A Publication of WTVP

Today, millions of American workers depend on company pensions to help fund their retirement years. Pension benefits, combined with Social Security and personal savings, are the primary components of retirement income.
If you or your spouse are eligible to receive a pension, hopefully, it will figure prominently in your retirement. However, pension laws are complicated, so it is important to learn the facts about your company’s pension plan to make sure you obtain the benefits to which you are entitled.

There are two basic types of pension plans: a defined benefit plan is typically funded entirely by the company and provides a specified benefit. The amount is a percentage of pre-retirement pay that factors in years of service. A defined contribution plan is usually funded by a combination of employer and employee contributions.

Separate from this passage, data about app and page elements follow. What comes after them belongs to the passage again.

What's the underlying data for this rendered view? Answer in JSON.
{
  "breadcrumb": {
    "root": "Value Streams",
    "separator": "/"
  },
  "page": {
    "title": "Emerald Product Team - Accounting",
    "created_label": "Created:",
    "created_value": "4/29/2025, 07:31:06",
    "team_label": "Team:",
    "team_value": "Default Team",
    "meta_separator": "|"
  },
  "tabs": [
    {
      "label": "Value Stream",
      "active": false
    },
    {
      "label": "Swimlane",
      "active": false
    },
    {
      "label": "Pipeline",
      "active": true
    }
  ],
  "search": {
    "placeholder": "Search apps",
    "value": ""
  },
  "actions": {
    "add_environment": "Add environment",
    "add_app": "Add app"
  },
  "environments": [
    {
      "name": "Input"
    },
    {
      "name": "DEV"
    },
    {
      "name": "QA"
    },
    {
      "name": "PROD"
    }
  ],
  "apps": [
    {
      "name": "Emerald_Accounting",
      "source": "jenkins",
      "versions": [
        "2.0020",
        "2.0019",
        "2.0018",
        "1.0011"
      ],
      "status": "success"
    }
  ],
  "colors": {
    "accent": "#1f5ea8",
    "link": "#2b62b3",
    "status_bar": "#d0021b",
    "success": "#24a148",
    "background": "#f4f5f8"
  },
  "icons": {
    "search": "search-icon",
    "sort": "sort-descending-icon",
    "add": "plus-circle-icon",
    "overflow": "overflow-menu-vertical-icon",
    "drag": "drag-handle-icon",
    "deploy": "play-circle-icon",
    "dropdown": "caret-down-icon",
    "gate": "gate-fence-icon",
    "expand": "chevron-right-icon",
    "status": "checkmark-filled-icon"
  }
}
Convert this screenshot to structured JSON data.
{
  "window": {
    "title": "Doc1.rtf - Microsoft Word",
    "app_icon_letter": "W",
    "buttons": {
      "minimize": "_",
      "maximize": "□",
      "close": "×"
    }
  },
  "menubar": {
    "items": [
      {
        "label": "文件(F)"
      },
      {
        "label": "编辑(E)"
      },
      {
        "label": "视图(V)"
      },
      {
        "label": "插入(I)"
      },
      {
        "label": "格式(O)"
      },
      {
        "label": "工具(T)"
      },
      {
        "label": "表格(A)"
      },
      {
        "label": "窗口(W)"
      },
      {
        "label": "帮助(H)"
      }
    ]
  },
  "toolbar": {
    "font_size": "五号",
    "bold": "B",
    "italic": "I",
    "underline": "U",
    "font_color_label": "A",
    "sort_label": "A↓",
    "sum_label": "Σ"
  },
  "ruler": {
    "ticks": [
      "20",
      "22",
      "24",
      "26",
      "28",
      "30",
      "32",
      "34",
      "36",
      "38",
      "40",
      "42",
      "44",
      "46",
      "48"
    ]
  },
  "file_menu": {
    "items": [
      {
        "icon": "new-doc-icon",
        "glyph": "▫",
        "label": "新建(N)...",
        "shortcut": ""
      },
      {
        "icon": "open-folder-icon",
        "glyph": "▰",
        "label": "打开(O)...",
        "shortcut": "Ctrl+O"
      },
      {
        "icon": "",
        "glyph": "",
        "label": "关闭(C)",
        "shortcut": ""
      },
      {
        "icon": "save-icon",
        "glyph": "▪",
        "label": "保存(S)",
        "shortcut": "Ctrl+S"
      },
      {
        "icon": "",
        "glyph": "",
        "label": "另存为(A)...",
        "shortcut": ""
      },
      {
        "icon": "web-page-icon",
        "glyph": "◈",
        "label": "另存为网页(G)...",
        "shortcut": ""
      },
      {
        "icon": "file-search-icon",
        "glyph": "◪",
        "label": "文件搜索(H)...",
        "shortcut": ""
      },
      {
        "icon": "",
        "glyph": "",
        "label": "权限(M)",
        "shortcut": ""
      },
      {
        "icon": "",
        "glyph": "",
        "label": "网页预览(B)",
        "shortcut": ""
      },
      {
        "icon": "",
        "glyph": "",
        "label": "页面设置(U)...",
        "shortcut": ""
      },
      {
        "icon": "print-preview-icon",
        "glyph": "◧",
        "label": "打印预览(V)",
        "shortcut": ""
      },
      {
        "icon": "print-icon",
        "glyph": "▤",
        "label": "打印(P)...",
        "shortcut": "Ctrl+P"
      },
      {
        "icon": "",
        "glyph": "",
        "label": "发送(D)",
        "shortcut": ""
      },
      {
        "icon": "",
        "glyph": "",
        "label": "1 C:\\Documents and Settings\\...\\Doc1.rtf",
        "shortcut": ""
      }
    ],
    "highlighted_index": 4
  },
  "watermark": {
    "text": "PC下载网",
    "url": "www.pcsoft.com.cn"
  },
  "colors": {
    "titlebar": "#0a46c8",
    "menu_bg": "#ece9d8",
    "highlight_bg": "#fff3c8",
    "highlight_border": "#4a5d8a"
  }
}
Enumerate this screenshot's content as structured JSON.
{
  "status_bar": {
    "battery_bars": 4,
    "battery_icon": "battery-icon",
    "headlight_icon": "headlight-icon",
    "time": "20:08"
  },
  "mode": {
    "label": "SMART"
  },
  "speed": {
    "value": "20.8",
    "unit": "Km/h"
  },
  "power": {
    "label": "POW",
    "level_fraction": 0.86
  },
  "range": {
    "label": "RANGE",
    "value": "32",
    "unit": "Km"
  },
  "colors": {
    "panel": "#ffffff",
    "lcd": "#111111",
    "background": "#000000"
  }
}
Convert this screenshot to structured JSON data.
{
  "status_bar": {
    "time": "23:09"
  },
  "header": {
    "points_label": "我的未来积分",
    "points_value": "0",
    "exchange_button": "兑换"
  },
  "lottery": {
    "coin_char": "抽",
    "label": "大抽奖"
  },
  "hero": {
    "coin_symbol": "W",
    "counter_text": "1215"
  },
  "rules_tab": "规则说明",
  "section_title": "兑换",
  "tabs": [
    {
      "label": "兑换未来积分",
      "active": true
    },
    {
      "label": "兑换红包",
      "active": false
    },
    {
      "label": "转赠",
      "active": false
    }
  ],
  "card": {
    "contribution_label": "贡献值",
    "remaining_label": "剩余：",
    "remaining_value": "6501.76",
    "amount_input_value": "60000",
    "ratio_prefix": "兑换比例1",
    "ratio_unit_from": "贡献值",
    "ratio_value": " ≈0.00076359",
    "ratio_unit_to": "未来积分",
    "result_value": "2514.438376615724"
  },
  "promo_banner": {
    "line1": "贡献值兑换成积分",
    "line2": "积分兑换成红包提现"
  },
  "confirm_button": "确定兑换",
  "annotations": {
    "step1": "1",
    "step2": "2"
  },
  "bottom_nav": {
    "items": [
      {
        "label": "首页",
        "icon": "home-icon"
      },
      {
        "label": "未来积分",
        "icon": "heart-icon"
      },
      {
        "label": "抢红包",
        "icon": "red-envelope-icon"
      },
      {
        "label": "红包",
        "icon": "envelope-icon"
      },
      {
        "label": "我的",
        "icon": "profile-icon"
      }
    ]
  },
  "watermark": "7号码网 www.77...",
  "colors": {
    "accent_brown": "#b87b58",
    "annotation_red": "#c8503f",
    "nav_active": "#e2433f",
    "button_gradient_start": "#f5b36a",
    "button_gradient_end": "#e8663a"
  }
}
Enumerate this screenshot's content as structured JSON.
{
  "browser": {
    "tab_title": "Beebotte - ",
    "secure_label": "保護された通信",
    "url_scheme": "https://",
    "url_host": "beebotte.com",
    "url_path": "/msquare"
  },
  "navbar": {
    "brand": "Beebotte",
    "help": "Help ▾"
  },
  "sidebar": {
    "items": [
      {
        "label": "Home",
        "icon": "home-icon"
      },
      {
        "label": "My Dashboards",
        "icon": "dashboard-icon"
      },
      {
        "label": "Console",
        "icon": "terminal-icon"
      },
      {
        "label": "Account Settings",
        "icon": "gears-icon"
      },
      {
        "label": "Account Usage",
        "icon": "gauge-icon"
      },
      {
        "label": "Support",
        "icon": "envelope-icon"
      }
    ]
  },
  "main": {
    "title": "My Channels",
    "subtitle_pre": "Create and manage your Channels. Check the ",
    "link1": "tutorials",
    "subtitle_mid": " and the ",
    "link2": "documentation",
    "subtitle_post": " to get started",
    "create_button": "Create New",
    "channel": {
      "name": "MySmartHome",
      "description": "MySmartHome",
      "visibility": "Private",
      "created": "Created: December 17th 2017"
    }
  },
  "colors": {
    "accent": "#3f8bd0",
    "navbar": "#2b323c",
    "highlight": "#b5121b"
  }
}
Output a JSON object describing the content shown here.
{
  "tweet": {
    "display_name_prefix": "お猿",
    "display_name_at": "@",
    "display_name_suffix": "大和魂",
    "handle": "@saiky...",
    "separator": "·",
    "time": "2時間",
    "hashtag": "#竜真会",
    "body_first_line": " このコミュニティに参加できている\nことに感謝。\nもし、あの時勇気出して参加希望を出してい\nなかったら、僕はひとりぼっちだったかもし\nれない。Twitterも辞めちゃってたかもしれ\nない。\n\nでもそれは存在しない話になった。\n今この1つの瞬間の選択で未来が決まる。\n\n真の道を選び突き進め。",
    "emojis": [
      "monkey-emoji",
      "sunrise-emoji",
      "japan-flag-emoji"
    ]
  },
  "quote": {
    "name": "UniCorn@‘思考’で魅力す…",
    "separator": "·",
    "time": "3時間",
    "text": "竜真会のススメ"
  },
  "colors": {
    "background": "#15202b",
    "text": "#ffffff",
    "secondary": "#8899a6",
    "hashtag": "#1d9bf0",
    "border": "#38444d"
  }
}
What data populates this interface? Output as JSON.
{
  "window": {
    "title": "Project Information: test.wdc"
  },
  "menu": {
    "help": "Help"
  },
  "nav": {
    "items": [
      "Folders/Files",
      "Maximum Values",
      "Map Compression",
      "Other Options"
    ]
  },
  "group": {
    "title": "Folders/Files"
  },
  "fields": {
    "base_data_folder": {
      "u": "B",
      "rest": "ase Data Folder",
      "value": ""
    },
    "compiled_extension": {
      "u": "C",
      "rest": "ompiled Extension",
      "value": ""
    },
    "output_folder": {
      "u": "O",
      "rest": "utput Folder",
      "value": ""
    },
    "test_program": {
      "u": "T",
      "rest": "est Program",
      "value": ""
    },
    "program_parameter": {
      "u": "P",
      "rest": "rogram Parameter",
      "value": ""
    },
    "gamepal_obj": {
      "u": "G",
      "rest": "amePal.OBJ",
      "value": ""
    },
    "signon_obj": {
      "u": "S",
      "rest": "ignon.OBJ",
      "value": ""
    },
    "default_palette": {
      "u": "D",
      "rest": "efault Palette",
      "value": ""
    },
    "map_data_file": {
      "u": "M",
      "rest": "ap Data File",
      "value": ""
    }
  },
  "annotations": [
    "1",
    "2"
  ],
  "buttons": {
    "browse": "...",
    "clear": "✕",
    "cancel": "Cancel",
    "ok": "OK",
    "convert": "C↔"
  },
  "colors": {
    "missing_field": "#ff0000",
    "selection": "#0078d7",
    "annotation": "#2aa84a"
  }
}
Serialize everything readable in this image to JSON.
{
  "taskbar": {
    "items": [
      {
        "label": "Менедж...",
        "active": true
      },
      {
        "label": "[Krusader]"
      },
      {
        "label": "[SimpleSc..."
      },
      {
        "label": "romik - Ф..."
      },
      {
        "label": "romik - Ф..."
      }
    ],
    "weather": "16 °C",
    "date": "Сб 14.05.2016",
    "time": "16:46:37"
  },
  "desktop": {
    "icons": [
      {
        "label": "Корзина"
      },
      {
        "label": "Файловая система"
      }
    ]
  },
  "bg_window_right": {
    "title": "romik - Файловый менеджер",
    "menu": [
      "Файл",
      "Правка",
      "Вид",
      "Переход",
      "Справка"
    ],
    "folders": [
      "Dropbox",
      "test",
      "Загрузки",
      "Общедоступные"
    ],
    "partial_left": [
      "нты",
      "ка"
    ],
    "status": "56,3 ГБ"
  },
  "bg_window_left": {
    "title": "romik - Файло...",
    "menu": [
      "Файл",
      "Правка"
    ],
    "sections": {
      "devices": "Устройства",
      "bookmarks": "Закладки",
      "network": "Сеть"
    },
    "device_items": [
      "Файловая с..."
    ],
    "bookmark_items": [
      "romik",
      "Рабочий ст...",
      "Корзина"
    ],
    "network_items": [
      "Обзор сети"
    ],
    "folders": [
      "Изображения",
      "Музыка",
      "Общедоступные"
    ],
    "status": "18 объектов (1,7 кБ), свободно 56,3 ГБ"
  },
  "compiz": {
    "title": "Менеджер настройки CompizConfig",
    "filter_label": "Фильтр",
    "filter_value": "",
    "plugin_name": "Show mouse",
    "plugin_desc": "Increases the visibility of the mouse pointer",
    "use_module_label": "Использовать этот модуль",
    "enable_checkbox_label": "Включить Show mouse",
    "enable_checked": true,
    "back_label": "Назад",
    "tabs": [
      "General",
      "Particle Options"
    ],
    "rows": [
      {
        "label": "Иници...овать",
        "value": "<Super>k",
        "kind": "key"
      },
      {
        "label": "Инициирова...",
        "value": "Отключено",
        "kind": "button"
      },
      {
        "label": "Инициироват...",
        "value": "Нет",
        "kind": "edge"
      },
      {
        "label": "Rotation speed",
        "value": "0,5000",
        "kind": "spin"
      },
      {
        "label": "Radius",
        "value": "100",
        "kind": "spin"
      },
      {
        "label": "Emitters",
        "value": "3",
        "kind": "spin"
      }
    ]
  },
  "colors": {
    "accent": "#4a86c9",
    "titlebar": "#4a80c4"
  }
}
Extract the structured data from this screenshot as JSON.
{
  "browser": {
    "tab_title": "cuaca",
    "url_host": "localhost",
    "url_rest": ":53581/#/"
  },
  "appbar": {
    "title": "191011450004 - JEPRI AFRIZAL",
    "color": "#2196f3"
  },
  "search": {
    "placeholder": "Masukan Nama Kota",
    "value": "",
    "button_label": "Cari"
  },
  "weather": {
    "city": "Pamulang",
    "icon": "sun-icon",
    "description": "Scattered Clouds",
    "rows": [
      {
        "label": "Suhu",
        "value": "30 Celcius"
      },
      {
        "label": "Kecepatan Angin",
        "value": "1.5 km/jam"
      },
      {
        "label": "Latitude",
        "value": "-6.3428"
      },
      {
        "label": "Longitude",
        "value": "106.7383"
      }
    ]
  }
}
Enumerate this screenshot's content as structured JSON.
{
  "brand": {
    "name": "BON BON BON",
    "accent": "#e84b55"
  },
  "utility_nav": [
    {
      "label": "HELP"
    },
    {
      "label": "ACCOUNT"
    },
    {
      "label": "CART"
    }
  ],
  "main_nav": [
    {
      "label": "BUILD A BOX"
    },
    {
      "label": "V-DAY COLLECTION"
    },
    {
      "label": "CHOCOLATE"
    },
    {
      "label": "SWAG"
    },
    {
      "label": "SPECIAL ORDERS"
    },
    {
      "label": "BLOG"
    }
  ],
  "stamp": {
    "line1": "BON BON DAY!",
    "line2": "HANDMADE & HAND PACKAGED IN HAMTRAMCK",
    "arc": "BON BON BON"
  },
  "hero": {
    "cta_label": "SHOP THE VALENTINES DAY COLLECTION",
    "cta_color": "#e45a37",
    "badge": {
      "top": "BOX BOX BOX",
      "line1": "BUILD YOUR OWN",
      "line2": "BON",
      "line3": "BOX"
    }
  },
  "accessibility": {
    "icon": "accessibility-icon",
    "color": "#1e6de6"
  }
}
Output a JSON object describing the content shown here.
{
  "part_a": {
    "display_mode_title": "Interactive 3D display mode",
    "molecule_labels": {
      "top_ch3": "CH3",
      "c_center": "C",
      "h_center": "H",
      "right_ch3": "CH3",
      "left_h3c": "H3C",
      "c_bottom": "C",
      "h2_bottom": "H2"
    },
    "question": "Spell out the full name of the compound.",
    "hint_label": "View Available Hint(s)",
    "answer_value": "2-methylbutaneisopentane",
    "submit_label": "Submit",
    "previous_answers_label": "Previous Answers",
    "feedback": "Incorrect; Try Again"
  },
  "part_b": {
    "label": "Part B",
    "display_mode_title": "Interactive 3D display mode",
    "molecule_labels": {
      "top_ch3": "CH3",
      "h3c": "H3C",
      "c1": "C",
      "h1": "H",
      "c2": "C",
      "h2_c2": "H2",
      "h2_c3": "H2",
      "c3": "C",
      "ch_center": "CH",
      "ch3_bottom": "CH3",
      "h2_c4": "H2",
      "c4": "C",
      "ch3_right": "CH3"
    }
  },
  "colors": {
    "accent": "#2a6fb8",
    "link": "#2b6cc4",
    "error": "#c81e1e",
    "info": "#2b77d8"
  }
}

Total contributions and the investment returns over the years will determine the amount of the benefit.

Questions to Ask

If you are covered under a pension plan, there are some general questions you should ask your employee benefits specialist if you do not already know the answers:

Decisions to Make

You have three decisions to make when it comes to your pension. They involve:

  1. Dependent protection. If you are vested and married, a joint and survivor annuity payment option with regular payments continuing on to your spouse after your death may be automatically chosen for you. Many options also entitle benefits for a period certain of 10 or 20 years. In this case, benefits are paid to a beneficiary for this period even if you and your spouse are deceased. Another option might be a single life annuity, for which payments end at your death. Although a single life annuity will provide larger monthly payments than other options, electing this option means that you are gambling on outliving your spouse and his or her ability to survive economically without either you or your pension.
  2. Lump sum or monthly payments. You may have a choice, at retirement, between regular monthly payments or a lump sum payout of your future pension benefit based on an actuarial calculation.
  3. Tax treatment. How you receive your pension funds affects the amount of tax that will be due. If you receive your pension in monthly installments, those installments (except for your own after tax contributions) are subject to income tax in the year in which they are received. A lump sum may be taxed all in one year.

Finally, what if you determine the projected amount of your retirement income will not be enough for you to support the type of retirement you want? Taking action now by increasing your personal savings, particularly in a defined contribution plan, can help you reach retirement feeling more financially secure.

If your employer offers a 401(k) plan, for example, consider investing as much as you can afford into the plan if you are not already doing so. Because you invest with pretax money, you can also lower your current tax liability. You might also consider other financial tools to supplement your retirement income, such as IRAs, annuities, mutual funds and/or life insurance.

As you evaluate your pension benefits and other options in preparing for your retirement years, make sure you take advantage of the guidance available from financial, insurance and other professional advisers. Their expertise can prove to be invaluable in helping you determine which option is best for you given your individual situation. IBI